>>>

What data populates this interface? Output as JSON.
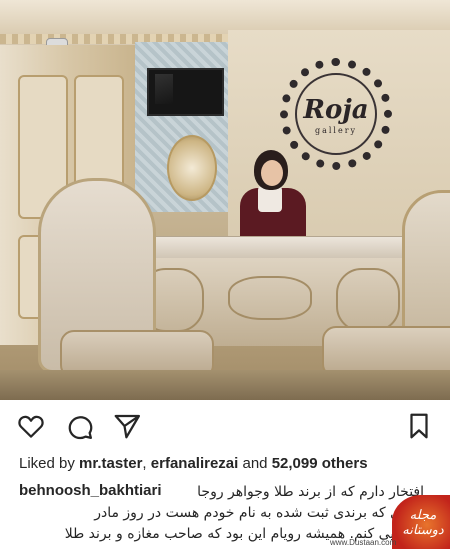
{
  "post": {
    "photo_logo_text": "Roja",
    "photo_logo_subtext": "gallery"
  },
  "actions": {
    "like_icon": "heart-icon",
    "comment_icon": "comment-icon",
    "share_icon": "send-icon",
    "save_icon": "bookmark-icon"
  },
  "likes": {
    "prefix": "Liked by",
    "user1": "mr.taster",
    "user2": "erfanalirezai",
    "and": "and",
    "count": "52,099 others"
  },
  "caption": {
    "username": "behnoosh_bakhtiari",
    "line1": "افتخار دارم که از برند طلا وجواهر روجا",
    "line2": "گالری که برندی ثبت شده به نام خودم هست در روز مادر",
    "line3": "رونمایی کنم. همیشه رویام این بود که صاحب مغازه و برند طلا"
  },
  "watermark": {
    "text": "مجله دوستانه",
    "url": "www.Dustaan.com"
  },
  "colors": {
    "text": "#262626",
    "background": "#ffffff"
  }
}
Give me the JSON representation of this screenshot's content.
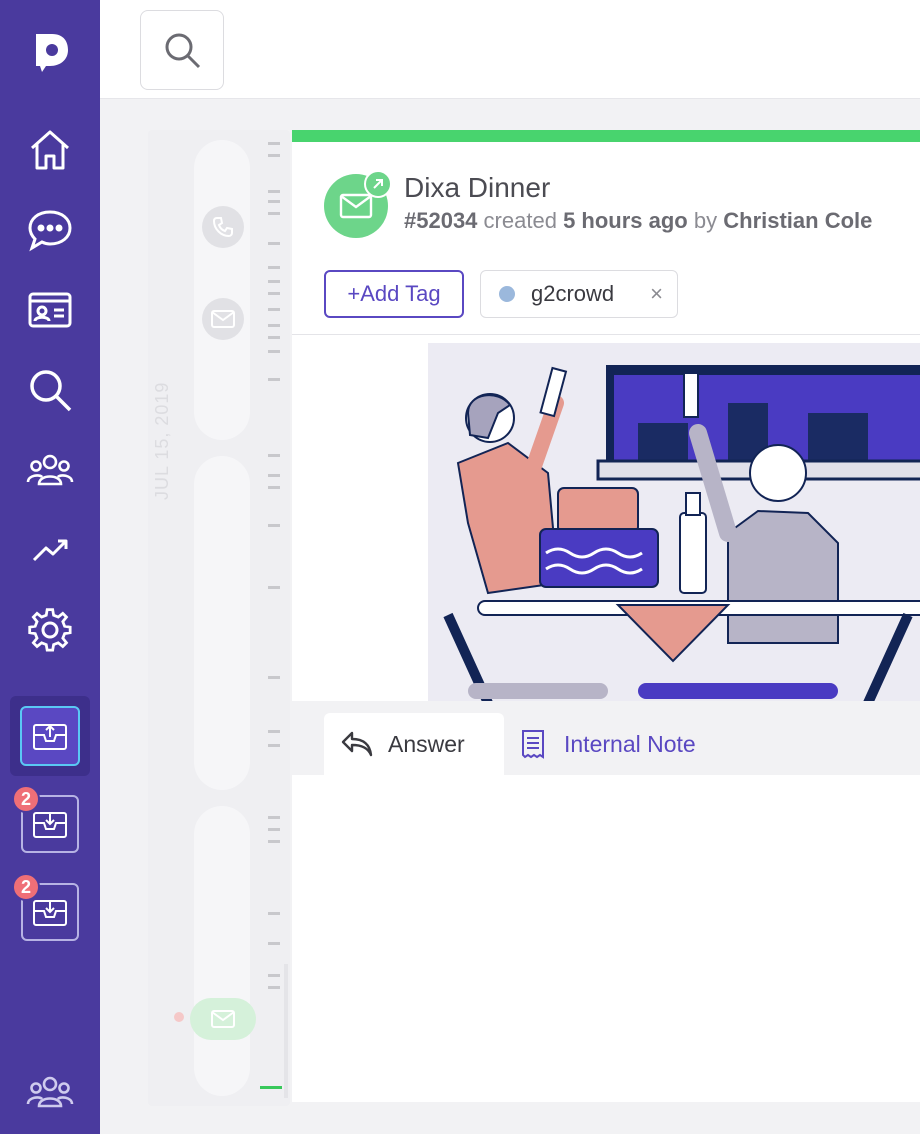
{
  "sidebar": {
    "logo_icon": "dixa-logo-icon",
    "nav": [
      {
        "name": "home",
        "icon": "home-icon"
      },
      {
        "name": "conversations",
        "icon": "chat-bubble-icon"
      },
      {
        "name": "contacts",
        "icon": "id-card-icon"
      },
      {
        "name": "search",
        "icon": "search-icon"
      },
      {
        "name": "teams",
        "icon": "users-icon"
      },
      {
        "name": "analytics",
        "icon": "trend-icon"
      },
      {
        "name": "settings",
        "icon": "gear-icon"
      }
    ],
    "inboxes": [
      {
        "name": "outbox",
        "icon": "mail-upload-icon",
        "active": true
      },
      {
        "name": "inbox-1",
        "icon": "mail-download-icon",
        "badge": "2"
      },
      {
        "name": "inbox-2",
        "icon": "mail-download-icon",
        "badge": "2"
      }
    ],
    "bottom_icon": "users-icon"
  },
  "topbar": {
    "search_icon": "search-icon"
  },
  "timeline": {
    "date_label": "JUL 15, 2019",
    "icons": [
      "phone-icon",
      "mail-icon",
      "mail-icon"
    ]
  },
  "conversation": {
    "title": "Dixa Dinner",
    "id": "#52034",
    "created_word": "created",
    "time": "5 hours ago",
    "by_word": "by",
    "author": "Christian Cole",
    "add_tag_label": "+Add Tag",
    "tags": [
      {
        "label": "g2crowd",
        "color": "#9bb8dc"
      }
    ],
    "tag_remove_glyph": "×"
  },
  "reply": {
    "answer_label": "Answer",
    "internal_note_label": "Internal Note"
  },
  "colors": {
    "sidebar": "#4a3a9e",
    "accent": "#5a48c2",
    "green": "#48d46e",
    "badge": "#ef6f77"
  }
}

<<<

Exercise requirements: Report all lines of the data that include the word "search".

Answer for the task:
        "name": "search",
        "icon": "search-icon"
    "search_icon": "search-icon"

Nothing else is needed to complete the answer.